Supplied entries:
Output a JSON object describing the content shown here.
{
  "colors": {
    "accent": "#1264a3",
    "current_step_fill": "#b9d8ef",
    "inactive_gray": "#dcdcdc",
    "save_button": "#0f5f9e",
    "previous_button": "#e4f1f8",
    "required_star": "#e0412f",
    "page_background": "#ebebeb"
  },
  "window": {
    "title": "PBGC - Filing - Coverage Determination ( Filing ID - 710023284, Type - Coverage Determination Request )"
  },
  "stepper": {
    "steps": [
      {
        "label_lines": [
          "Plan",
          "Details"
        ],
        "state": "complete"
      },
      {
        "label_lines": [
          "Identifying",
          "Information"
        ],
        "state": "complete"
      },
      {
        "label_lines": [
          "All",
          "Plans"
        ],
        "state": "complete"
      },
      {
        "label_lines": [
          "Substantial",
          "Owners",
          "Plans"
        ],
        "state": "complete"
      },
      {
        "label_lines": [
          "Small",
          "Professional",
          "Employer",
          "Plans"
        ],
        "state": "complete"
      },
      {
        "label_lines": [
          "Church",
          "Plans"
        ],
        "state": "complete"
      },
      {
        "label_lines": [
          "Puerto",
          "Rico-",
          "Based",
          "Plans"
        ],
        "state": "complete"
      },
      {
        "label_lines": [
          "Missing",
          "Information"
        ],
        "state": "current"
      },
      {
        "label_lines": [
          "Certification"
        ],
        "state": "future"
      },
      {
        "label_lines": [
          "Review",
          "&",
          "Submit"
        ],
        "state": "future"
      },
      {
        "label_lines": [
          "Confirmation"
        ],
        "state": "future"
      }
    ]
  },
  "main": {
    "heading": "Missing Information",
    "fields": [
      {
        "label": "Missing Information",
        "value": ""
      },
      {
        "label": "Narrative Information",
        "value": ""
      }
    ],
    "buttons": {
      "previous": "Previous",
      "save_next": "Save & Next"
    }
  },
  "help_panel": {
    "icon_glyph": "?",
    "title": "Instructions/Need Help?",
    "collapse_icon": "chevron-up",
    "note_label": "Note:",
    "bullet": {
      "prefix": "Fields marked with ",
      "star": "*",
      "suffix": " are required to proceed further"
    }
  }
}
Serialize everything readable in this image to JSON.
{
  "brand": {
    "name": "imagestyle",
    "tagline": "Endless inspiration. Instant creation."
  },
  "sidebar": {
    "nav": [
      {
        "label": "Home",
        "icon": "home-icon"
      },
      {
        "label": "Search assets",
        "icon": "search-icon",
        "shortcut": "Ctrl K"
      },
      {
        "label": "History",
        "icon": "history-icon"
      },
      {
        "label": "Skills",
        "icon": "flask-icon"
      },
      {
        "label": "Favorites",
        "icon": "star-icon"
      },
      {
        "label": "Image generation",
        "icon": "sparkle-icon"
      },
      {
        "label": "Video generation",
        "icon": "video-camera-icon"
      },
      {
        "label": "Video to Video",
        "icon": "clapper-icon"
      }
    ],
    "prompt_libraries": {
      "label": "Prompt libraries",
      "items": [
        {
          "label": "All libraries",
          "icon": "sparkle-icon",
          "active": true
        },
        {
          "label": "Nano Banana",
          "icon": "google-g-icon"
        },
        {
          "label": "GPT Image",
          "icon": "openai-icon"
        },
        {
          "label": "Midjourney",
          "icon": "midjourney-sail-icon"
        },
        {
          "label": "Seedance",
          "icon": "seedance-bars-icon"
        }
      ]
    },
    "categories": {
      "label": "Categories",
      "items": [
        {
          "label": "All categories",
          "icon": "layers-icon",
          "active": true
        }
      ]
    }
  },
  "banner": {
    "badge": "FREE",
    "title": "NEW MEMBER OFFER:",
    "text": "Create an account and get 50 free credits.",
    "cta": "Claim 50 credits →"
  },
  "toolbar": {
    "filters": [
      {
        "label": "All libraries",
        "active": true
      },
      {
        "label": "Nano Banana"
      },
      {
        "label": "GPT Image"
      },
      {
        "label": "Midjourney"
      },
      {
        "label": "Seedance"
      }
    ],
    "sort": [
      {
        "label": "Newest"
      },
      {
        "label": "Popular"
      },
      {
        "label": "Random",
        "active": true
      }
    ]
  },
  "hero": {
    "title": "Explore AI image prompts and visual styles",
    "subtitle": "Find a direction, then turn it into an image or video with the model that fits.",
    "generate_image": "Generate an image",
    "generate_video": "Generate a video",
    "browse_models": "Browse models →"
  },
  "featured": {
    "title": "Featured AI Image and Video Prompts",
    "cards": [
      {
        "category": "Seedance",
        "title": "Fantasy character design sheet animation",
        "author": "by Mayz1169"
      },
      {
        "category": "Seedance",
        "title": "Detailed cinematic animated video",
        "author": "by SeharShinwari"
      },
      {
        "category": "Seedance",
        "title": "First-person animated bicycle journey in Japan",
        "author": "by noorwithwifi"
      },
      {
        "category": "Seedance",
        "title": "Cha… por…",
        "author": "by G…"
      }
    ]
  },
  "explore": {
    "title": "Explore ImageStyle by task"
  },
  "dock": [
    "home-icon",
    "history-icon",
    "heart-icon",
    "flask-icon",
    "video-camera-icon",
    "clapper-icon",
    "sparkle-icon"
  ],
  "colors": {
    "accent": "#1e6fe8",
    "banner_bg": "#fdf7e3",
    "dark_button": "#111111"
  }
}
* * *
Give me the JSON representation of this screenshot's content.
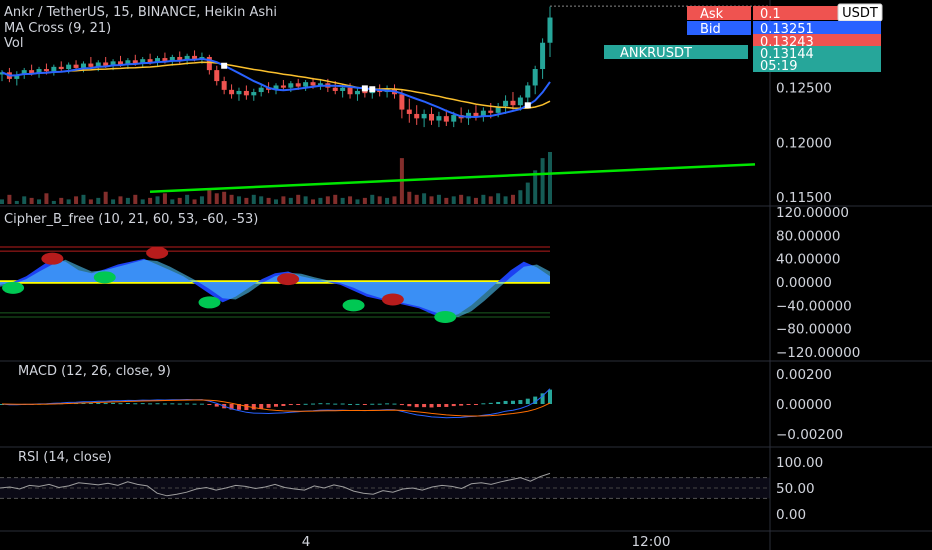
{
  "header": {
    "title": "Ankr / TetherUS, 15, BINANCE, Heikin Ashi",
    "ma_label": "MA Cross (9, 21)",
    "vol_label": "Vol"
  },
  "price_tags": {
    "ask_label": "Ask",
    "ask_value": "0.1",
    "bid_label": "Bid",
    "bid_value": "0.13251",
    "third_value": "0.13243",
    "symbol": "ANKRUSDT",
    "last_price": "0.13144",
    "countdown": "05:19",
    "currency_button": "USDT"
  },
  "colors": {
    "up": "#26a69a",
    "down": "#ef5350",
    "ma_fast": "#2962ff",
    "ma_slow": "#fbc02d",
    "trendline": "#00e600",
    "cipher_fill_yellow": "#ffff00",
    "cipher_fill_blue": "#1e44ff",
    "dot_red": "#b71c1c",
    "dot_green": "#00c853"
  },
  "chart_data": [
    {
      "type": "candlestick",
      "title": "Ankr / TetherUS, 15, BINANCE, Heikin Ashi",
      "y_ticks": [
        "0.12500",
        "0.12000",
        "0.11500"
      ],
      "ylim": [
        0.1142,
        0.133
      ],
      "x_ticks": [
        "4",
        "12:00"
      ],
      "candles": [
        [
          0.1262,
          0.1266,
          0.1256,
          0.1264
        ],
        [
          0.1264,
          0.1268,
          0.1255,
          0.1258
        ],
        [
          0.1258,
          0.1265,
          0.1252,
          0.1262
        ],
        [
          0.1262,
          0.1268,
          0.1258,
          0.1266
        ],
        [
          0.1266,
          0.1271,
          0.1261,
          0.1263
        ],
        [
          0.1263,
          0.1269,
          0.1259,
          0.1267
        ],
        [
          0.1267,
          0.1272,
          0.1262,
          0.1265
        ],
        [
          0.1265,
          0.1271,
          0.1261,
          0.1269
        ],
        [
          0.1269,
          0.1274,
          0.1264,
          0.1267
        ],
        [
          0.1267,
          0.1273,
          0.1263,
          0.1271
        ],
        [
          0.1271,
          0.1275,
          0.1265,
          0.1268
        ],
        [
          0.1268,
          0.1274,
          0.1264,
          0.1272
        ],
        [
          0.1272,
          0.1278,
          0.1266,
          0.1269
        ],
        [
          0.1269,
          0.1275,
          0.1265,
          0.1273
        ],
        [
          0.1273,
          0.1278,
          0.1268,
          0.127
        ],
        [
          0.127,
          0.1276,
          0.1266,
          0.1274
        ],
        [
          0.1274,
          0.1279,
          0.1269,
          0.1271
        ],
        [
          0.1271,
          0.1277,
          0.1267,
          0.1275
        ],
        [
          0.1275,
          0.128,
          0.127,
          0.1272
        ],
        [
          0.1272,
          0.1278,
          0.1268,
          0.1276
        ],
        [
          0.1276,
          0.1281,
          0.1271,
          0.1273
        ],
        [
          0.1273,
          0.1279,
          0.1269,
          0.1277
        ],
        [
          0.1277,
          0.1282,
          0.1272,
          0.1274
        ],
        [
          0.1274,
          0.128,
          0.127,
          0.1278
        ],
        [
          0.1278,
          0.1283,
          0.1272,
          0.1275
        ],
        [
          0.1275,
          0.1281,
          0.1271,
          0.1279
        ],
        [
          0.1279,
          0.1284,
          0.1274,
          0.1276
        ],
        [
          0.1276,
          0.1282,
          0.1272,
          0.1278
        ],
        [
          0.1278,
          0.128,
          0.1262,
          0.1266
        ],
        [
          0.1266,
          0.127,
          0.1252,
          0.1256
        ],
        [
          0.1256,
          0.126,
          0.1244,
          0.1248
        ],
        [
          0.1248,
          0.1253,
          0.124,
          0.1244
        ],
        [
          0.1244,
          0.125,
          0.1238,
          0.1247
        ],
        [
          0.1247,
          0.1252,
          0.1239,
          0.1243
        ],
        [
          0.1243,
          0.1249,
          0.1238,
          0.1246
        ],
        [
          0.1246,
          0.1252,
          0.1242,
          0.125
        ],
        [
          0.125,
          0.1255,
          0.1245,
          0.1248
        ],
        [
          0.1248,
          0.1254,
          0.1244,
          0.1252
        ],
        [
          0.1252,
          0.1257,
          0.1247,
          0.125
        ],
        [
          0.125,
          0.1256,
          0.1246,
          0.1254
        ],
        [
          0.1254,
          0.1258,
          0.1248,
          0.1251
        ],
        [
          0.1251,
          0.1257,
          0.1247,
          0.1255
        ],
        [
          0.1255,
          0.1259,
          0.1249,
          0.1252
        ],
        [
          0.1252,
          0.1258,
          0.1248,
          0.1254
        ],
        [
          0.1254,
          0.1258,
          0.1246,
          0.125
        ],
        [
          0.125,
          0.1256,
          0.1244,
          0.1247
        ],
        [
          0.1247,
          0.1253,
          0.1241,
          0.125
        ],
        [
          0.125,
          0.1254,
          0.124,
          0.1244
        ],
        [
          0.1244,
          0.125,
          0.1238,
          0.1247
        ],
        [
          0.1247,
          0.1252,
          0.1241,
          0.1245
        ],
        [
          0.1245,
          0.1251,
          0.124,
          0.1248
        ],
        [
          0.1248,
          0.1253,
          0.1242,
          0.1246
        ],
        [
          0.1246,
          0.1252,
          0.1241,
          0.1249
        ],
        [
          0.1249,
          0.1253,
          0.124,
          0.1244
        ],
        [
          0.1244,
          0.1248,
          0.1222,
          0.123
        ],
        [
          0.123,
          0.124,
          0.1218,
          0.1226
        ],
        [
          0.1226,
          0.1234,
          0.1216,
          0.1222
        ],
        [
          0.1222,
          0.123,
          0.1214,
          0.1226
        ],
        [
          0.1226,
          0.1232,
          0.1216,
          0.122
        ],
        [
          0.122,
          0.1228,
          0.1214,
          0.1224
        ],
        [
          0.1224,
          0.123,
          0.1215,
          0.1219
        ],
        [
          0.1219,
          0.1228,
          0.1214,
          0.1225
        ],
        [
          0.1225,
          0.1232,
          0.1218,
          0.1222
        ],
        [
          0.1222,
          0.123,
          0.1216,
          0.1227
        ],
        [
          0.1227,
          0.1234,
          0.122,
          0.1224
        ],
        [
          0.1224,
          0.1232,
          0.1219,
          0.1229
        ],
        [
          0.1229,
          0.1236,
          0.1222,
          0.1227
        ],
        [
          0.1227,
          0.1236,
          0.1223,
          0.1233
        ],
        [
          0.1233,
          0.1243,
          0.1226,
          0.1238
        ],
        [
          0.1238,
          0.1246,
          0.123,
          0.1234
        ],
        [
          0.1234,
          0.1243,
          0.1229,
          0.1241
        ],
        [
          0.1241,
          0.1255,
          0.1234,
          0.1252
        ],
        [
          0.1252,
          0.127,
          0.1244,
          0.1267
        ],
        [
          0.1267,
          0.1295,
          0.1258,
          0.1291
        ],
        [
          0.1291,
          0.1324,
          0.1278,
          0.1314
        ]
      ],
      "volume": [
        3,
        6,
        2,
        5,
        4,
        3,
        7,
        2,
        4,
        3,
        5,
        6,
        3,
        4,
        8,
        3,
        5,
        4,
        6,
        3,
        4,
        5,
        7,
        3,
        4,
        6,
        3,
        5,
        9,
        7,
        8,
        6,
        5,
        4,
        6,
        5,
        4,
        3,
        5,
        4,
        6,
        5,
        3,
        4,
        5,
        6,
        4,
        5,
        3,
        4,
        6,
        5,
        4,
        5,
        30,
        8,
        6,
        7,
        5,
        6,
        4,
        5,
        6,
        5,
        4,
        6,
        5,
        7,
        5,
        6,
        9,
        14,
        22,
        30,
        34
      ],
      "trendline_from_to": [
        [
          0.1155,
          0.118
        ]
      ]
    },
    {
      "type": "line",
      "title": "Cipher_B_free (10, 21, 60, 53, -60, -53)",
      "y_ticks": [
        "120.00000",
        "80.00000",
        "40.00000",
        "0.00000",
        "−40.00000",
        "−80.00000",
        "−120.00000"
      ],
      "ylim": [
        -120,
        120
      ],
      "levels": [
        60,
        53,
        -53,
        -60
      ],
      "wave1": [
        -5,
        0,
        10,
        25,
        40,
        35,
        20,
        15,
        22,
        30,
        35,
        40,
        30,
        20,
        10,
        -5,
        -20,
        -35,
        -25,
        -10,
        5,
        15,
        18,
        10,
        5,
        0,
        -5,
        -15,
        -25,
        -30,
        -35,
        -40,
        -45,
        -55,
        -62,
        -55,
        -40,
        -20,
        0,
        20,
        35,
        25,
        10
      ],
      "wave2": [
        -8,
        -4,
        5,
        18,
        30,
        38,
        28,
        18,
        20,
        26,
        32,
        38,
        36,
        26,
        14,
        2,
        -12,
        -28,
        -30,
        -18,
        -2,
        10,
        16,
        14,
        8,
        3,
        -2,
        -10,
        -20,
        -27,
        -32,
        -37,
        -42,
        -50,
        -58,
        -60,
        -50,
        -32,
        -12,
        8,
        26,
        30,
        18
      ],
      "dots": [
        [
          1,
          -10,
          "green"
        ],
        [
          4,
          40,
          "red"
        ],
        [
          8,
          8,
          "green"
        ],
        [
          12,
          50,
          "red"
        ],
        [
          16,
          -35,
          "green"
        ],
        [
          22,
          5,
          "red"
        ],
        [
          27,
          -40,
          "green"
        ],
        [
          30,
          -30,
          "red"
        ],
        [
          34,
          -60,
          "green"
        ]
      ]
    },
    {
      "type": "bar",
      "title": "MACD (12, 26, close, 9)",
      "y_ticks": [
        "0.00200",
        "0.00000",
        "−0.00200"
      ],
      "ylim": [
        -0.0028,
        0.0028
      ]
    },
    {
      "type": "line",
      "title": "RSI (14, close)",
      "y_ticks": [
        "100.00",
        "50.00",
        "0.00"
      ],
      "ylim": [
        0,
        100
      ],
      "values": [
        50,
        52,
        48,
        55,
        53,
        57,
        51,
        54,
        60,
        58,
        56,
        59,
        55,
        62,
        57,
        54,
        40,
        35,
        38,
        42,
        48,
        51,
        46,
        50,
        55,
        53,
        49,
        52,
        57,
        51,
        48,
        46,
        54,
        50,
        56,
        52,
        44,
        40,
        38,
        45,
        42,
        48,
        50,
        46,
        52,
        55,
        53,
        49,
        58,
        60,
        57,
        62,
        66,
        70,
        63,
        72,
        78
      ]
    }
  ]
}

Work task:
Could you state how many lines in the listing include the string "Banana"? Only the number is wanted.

Answer section:
2